Theme Month! August 2015: The Irish Experience

It’s no secret that a great many members of the early American film industry (as well as a good portion of its audience) had Irish roots. What could be more natural than to make films that reflected those roots? This month, we are going to be looking at the evolution of the portrayal of Ireland and the Irish in silent film.

Some of the these films were shot on studio sets but others use actual location footage to tell their tales. We’re going to start with some of the very first fiction films ever made in Ireland.

Review #1: The Lad from Old Ireland (1910)

The very first fiction film made in Ireland, this is a simple one-reel romance with plenty of gorgeous scenery and local color to spare.

Review #2: You Remember Ellen (1912)

Based on a poem, this is a little fairy tale about a poor girl who marries a poor boy. Or is he?

Review #3: For Ireland’s Sake (1914)

After some sweet romances, we switch gears and look at a movie calling for armed rebellion.

Review #4: Little Old New York (1923)

But what about the Irish-Americans? This Marion Davies vehicle is a lavish look at early 18th century New York City and its Irish citizens.
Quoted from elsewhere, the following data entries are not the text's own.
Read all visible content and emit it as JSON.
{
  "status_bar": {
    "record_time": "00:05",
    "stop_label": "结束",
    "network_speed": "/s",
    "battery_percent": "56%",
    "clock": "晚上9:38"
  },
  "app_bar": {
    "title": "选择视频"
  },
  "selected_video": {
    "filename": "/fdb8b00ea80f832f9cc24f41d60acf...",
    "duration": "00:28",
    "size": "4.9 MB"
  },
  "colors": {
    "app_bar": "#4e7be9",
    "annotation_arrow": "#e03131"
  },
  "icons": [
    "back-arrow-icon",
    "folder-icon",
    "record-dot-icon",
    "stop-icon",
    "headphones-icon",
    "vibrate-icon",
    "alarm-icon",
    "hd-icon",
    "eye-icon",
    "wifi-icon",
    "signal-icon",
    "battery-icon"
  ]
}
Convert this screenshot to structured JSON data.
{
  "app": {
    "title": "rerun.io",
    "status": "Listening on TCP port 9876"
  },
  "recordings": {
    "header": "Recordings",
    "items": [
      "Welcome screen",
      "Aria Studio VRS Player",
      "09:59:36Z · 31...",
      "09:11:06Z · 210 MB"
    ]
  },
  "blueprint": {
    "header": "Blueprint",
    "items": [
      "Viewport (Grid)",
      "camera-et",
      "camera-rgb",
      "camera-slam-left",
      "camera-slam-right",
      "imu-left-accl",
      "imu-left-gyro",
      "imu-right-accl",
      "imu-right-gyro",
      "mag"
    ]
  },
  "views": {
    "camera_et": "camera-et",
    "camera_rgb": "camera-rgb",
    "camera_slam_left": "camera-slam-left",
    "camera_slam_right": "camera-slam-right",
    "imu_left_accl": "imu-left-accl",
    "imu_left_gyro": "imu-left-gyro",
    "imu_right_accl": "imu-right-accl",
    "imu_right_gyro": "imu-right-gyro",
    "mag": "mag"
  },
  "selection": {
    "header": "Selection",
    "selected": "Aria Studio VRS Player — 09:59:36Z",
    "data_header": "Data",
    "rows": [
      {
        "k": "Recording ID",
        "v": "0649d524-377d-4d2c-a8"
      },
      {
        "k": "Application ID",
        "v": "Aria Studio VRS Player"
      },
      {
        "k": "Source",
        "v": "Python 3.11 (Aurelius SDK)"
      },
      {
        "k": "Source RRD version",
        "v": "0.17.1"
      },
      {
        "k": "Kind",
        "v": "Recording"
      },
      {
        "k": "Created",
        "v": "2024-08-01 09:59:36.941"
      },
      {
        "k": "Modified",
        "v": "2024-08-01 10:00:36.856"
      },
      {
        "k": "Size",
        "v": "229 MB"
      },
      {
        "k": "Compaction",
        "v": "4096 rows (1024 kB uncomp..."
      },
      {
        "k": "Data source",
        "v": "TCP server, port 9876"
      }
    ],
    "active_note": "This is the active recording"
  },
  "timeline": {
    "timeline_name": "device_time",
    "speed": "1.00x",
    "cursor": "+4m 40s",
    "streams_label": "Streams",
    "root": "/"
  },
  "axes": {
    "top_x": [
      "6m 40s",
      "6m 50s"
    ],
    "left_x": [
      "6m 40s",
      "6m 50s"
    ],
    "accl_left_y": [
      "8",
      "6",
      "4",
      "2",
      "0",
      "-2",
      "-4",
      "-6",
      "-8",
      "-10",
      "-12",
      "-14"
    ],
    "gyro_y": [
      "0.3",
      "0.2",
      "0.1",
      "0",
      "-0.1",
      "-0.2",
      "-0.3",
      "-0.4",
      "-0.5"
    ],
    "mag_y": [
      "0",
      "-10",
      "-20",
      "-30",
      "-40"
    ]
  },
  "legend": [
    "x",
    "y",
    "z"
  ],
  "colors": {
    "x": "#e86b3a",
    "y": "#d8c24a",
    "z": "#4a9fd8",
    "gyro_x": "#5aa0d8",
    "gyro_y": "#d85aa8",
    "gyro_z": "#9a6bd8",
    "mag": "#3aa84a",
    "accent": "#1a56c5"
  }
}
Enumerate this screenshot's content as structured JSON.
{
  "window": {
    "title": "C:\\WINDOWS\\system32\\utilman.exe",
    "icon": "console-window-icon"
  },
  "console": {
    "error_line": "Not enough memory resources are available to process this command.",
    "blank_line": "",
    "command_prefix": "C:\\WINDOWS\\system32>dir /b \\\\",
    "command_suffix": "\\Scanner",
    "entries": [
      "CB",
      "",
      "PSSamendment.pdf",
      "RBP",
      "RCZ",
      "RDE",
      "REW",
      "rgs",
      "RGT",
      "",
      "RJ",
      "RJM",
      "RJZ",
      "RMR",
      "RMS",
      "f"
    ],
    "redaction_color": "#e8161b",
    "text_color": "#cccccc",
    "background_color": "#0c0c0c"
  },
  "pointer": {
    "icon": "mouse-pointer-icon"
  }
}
(Keep an eye on this page! I will be updating it with links to reviews throughout the month.)